*** Opening of Exercise input ***
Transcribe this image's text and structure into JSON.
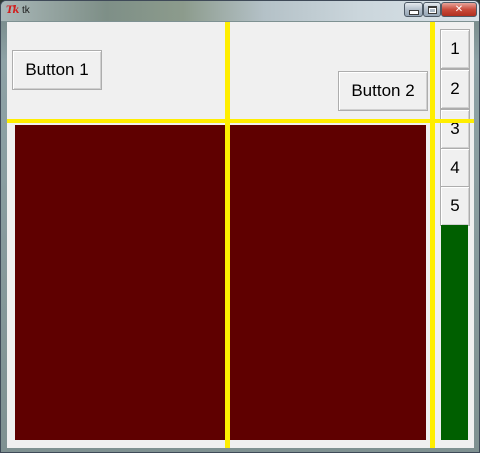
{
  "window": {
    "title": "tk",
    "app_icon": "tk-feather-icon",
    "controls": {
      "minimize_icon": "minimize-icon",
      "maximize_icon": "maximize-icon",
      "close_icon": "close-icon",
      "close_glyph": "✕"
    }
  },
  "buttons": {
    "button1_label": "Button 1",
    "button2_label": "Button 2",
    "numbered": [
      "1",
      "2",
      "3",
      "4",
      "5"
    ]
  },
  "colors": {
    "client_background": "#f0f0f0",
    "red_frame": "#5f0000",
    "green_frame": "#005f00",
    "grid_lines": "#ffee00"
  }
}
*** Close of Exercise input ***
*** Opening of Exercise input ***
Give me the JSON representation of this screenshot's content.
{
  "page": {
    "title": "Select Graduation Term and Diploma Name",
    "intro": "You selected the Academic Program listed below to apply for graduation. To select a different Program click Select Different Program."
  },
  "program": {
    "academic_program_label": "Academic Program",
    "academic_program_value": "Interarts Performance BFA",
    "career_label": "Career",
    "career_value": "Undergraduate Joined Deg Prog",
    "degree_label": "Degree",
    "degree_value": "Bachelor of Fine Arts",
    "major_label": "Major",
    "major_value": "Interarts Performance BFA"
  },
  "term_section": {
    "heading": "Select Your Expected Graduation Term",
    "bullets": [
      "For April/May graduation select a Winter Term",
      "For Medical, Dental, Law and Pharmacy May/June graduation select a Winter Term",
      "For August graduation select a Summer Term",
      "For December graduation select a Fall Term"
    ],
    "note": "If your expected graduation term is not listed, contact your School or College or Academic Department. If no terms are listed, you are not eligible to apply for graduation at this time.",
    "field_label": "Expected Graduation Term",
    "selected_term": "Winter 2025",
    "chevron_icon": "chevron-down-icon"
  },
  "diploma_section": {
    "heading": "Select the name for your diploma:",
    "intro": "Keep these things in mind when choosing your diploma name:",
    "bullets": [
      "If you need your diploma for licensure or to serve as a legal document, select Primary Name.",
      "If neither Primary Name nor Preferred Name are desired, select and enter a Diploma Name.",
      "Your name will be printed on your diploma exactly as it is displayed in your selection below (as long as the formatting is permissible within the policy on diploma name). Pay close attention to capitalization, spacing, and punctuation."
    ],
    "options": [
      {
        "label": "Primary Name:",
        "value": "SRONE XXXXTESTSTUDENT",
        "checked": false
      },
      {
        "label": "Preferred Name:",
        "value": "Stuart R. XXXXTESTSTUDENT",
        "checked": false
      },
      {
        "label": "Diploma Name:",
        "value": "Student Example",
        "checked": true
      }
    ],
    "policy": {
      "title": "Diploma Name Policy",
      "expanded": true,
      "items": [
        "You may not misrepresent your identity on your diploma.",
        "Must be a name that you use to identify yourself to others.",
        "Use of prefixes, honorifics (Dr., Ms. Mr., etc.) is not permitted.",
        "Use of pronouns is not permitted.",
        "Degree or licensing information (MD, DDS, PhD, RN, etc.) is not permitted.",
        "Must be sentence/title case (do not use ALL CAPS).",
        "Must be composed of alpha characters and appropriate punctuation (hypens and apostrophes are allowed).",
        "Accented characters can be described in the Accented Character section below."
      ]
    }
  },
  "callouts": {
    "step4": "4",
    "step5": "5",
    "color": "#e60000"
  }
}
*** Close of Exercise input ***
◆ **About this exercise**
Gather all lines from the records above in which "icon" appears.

◆ **Exercise answer**
    "app_icon": "tk-feather-icon",
      "minimize_icon": "minimize-icon",
      "maximize_icon": "maximize-icon",
      "close_icon": "close-icon",
    "chevron_icon": "chevron-down-icon"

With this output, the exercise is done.